After a few days, the police traced some of the revolutionaries. The revolutionaries were surrounded by several thousand troops while they took shelter in Jalalabad hills near Chittagong Cantonment on the afternoon of 22 April 1930.

Over eighty troops and twelve revolutionaries were killed in the ensuing gunfight. Surya Sen dispersed his men to neighbouring villages in small groups and the revolutionaries escaped accordingly. A few of the revolutionaries fled to Calcutta while some were arrested.

Some of the revolutionaries managed to reorganize their broken organisation. On 24 September 1932, eight young rebels led by Pritilata Waddedar attacked the European Club, killing one woman. During 1930-32, 22 officials and 220 others were killed by revolutionaries in separate incidents.

The armoury raid trial[edit]

The mass trial of those arrested during and after the raids concluded in January 1932 and the judgment was delivered on 1 March 1932. Twelve of the defendants were sentenced to deportation for life, two received three-year prison sentences and the remaining 32 individuals were acquitted.

Capture and death of Surya Sen[edit]

The gallows in Chittagong Central Jail, Bangladesh, where Surya Sen was hanged. The Government of Bangladesh designated it a monument.

The Chittagong revolutionary group suffered a fatal blow when Masterda Surya Sen was arrested on 16 February 1933 from Gairala village after a tip-off from an insider of the group. For the reward money, jealousy, or both, Netra Sen told the British Government that Surya Sen was at his house. But before Netra Sen was able to get his 10,000 rupee reward, he was killed by the revolutionaries.

Surya Sen along with Tarekeshwar Dastidar was hanged by the British on 12 January 1934.[2]

Film adaptations[edit]

A Bengali movie Chattagram Astragar Lunthan was made on the Chittagong armoury raid in 1949. It was directed by Nirmal Chowdhury.

A Hindi movie, Khelein Hum Jee Jaan Sey was made on the Chittagong armoury raid in 2010. It was directed by Ashutosh Gowarikar starring Abhishek Bachchan and supported by Deepika Padukone. It was based on the book Do and Die: The Chittagong Uprising 1930-34 by Manini Chatterjee.

Another film, Chittagong was made in 2010 and released in October 2012. It was directed by Dr. Bedabrata Pain, a former scientist in NASA who resigned from NASA to make this film. Manoj Bajpai was the lead actor and played the role of Surya Sen.

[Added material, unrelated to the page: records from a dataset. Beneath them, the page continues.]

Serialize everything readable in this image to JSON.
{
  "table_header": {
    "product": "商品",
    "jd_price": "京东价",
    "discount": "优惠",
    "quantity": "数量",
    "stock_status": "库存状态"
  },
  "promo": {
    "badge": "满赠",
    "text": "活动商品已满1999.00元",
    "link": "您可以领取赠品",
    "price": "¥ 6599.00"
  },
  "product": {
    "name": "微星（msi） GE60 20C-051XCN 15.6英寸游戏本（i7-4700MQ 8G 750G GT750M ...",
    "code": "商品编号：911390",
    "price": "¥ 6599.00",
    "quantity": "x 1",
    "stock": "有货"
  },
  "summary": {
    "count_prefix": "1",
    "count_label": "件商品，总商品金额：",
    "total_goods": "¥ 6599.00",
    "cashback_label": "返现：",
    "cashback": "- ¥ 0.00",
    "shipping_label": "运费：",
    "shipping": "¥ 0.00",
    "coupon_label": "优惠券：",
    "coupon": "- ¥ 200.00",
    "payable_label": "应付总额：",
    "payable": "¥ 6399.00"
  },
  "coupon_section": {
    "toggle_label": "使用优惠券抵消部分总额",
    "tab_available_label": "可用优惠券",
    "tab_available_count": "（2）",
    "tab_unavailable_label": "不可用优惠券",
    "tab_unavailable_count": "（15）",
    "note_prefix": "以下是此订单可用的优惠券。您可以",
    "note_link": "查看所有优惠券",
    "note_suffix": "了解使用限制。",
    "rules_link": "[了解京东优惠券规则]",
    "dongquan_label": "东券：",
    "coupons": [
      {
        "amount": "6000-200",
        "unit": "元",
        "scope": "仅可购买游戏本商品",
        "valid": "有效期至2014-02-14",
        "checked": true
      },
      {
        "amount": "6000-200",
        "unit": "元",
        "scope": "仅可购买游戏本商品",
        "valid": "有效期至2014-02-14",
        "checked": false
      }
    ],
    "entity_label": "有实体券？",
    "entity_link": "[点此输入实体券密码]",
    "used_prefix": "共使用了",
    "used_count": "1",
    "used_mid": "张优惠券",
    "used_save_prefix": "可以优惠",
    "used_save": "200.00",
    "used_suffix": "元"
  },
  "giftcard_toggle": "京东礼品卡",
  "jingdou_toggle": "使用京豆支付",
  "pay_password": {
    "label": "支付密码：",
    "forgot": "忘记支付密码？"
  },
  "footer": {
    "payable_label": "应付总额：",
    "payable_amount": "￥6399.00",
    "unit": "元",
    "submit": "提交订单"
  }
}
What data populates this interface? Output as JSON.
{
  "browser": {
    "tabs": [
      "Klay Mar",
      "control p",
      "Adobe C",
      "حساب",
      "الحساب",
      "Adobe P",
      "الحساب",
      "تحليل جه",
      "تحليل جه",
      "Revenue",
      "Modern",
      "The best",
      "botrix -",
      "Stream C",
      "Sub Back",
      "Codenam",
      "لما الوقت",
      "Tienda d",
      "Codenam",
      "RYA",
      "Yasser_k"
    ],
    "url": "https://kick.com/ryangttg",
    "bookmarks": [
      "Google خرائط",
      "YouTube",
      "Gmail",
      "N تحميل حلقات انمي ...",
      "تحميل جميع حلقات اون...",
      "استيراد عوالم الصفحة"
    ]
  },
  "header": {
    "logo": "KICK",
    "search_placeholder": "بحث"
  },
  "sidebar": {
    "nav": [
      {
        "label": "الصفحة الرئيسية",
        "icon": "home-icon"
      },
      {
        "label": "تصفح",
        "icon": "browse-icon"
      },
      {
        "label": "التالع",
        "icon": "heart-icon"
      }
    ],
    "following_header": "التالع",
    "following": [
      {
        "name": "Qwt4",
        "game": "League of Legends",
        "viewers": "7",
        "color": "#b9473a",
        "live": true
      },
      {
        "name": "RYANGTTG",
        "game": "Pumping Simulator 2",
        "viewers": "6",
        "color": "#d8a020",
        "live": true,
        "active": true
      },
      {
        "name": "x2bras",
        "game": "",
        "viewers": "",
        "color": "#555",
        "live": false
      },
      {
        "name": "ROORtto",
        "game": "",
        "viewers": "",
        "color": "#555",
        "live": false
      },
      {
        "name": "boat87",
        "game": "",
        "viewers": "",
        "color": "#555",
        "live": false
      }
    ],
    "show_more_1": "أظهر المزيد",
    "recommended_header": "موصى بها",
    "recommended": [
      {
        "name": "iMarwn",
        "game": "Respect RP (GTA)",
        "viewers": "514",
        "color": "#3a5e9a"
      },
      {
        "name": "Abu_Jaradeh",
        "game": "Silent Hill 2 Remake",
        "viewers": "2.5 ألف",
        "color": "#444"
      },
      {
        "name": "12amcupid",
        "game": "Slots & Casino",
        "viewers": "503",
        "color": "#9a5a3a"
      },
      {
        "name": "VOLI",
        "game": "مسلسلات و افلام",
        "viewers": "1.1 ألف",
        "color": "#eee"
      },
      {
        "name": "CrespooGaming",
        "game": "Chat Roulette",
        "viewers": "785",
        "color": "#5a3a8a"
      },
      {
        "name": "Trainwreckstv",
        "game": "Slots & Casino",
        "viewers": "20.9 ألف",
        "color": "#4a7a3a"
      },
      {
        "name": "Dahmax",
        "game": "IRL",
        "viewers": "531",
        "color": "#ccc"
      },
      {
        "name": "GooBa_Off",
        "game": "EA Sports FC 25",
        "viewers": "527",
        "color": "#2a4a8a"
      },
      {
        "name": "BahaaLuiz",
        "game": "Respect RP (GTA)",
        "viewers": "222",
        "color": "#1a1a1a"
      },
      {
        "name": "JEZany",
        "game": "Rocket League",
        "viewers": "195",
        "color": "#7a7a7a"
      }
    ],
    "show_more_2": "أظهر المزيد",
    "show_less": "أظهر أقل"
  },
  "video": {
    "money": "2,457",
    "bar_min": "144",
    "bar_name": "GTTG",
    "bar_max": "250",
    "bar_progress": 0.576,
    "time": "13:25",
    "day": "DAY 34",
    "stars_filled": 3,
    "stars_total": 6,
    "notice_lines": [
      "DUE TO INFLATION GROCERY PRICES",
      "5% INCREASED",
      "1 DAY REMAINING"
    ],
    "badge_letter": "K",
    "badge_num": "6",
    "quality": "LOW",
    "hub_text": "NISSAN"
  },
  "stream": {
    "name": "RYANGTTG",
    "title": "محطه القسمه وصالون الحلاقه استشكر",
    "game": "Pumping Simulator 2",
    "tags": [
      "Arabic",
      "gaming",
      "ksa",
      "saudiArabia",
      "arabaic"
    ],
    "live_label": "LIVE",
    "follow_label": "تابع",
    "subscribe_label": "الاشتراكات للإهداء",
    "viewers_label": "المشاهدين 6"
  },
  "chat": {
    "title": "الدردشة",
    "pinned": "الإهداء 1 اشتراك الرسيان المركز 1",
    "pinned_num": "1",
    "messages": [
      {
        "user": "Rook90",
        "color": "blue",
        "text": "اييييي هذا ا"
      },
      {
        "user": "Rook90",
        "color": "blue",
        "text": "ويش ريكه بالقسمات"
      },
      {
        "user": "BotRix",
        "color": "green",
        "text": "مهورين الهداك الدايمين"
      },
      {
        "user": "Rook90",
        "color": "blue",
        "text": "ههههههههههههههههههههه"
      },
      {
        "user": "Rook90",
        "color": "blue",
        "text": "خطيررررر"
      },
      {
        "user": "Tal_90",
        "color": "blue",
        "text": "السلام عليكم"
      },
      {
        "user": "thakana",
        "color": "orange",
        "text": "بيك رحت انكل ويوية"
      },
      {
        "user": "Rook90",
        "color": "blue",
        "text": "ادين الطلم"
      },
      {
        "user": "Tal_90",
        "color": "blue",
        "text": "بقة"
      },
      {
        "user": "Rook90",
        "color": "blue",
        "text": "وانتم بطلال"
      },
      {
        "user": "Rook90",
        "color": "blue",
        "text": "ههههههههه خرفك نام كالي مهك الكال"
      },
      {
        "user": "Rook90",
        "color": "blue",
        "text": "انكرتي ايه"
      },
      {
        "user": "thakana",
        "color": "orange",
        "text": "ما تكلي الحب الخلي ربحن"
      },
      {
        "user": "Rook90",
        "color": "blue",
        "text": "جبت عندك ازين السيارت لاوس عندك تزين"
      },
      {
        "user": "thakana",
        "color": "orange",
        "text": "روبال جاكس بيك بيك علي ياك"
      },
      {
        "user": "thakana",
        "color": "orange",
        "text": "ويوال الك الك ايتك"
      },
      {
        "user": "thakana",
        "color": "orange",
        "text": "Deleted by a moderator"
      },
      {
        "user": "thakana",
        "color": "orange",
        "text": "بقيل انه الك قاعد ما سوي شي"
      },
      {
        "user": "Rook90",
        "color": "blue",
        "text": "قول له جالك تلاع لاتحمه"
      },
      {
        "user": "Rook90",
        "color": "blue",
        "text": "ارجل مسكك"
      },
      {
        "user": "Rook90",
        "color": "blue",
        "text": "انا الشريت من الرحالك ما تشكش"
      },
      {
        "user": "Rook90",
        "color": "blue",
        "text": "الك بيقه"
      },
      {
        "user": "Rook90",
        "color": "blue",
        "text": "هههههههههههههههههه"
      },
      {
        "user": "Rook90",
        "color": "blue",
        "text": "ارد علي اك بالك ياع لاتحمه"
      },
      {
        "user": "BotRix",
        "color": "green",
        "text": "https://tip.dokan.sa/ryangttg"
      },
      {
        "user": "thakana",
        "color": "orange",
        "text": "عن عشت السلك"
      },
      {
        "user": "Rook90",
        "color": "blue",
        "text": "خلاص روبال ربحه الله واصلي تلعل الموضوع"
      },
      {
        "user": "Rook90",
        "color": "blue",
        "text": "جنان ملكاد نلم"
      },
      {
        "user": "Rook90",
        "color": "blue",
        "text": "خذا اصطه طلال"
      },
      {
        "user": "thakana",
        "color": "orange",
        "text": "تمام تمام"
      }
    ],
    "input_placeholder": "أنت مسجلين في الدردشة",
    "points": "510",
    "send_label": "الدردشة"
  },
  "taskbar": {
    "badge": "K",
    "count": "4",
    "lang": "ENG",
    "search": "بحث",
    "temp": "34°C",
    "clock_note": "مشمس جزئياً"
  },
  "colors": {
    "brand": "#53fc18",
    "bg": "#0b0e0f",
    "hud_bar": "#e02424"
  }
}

References[edit]

  1. ^ Chandra, p.251-2
  2. ^ Chandra, p.252

Sources[edit]

  • Chandra, B & others (1998). India's Struggle for Independence 1857-1947, New Delhi: Penguin, ISBN 0-14-101781-9

Further reading[edit]

  • Chatterjee, Manini (2000). Do and Die: The Chittagong Uprising 1930-34, New Delhi: Penguin, ISBN 978-0-14-029067-7.
  • Bhattacharya, Manoshi (2012). Chittagong: Summer of 1930, New Delhi: HarperCollins, ISBN 9789350292129.